An update on hunting and fishing will be coming in the next few days, he said.
As of Friday, the Snohomish Health District has reported 2,268 confirmed COVID-19 cases in the county, with at least 103 deaths. Statewide, there have been 12,753 confirmed cases and at least 711 deaths, according to the state Department of Health.
“Each one of those losses is not a number, it is not a statistic, it is a tragedy in our families,” Inslee said. “We know that the ‘Stay Home, Stay Healthy’ order is working, but we know that it has to continue to avoid a dire fate. And we know that much work remains to be done to control this virus.”
The governor’s announcement came at the conclusion of a week that started with 2,500 people gathering at the Capitol in Olympia to protest his stay-home order, as well as criticism from some conservative state lawmakers and Snohomish County Sheriff Adam Fortney, who called the order unconstitutional.
State law gives the governor wide authority during declared emergencies, including the prohibition of public and private gatherings, imposition of curfews, the closure of stores and the restriction of access to streets, roads and highways — some of which Inslee has done.
Meanwhile Friday, 17 mayors of Snohomish County cities signed two letters, one to Gov. Inslee and another to county residents.
In the letter to the governor, the mayors asked for increased transparency and details on conditions for reopening businesses, outdoor recreation and places of worship. Local leaders also offered to help shape a regional plan and expressed concern that a lack of leadership could lead to non-compliance with the stay-home order.
“We certainly understand the very difficult position that you are in trying to address the simultaneous health and economic crises in our state, and we share your priority of ensuring that we do not see a resurgence of this virus as we reopen,” the mayors wrote to Inslee. “We are also becoming increasingly aware of the very real and tragic circumstances many of our small business owners, workers, and residents face.”
One name not on the letters was that of Edmonds Mayor Mike Nelson.
“Of course we all want these sectors to reopen as soon as possible,” Nelson said in a statement in the Edmonds Beacon. “But this decision needs to be based on public health guidance and medical data to support it if we want our community to truly recover.”
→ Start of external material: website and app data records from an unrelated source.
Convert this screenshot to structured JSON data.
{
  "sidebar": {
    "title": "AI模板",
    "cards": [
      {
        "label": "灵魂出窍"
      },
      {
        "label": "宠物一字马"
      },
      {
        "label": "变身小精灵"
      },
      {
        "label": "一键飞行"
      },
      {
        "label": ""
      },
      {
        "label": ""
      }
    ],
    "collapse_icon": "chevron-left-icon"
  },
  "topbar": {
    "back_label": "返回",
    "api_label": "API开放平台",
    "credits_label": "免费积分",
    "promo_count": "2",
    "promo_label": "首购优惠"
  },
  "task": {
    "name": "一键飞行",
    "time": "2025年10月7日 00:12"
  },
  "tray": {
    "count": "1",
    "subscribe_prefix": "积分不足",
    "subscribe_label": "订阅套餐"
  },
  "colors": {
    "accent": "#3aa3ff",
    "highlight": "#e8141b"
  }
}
In their letter to Snohomish County residents, the mayors acknowledged the difficulty of social distancing and asked for patience.
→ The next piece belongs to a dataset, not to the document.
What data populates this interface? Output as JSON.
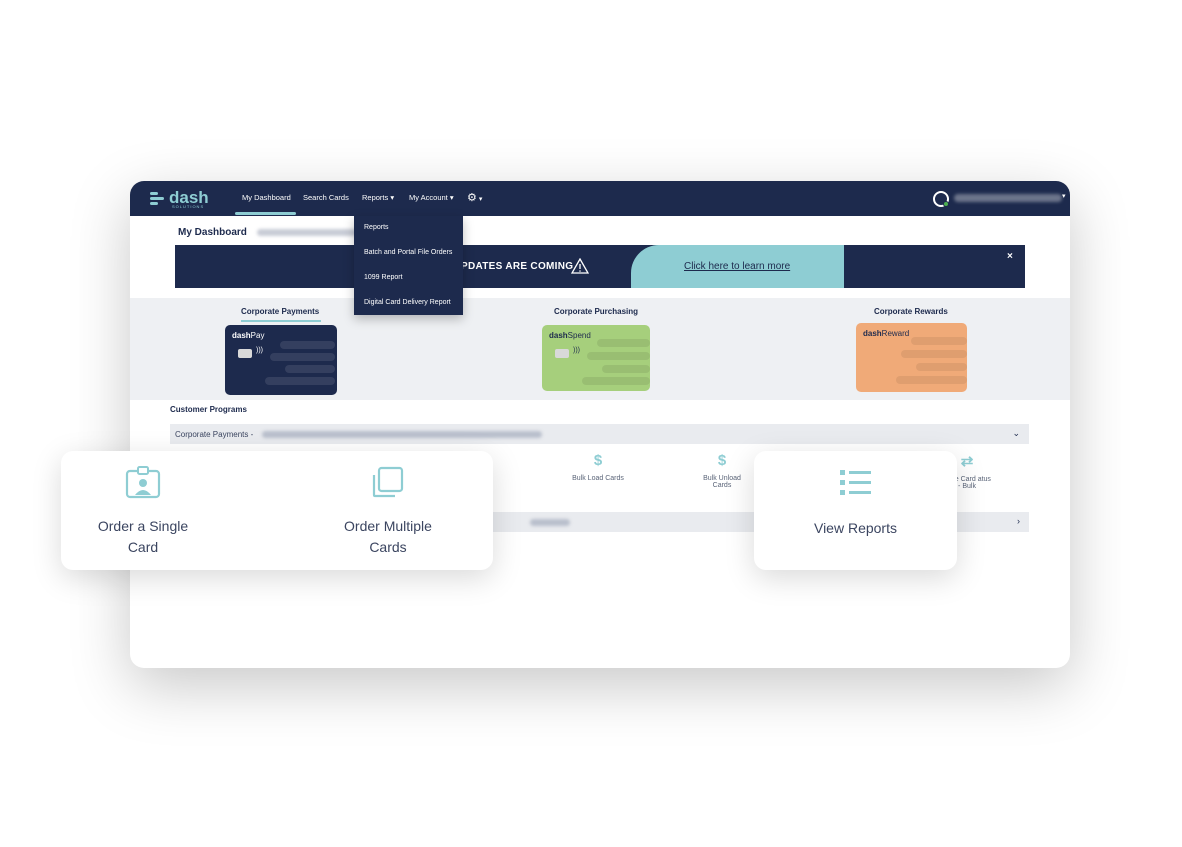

“We’ve come so far in slowing the rate of infection and reducing the tragic loss of life,” the letter to residents said. “Let’s see this through to the finish line and become the first region in the country to effectively and lastingly shrink the threat of this deadly virus.”
As the state begins to reopen, transmission of the virus could surge again, leading to more restrictions as the world awaits a coronavirus vaccine, Dr. Chris Spitters, health officer for the Snohomish Health District, said during a Friday media briefing.
“The ultimate end to the COVID-19 saga is population-wide immunity, ideally and most likely obtained through a vaccine,” said Spitters.
He said that a vaccine likely won’t be available for at least a year to 18 months — an estimate that national public health experts have repeatedly floated when discussing a coronavirus cure.
Social distancing could become “part of the new normal for years and months to come,” Spitters said. He cited research recently released by Harvard’s T.H. Chan School of Public Health that suggests periods of social distancing will likely be needed into 2022 to ensure hospitals aren’t overwhelmed by future influxes of COVID-19 patients.
The next rise in cases could come as the weather cools, although researchers aren’t sure yet how the virus’ transmission rate will change with the seasons, Spitters said.
“Most coronaviruses do have a seasonal nature to them, and it’s likely that it will resurge sometime in the fall,” he said. “And then we would cycle through that, likely several times, until we either have sufficient population immunity — to where transmission can no longer occur — or we get a vaccine.”
Herald writer Rachel Riley contributed to this story.
Joey Thompson: 425-339-3449; firstname.lastname@example.org. Twitter: @byjoeythompson.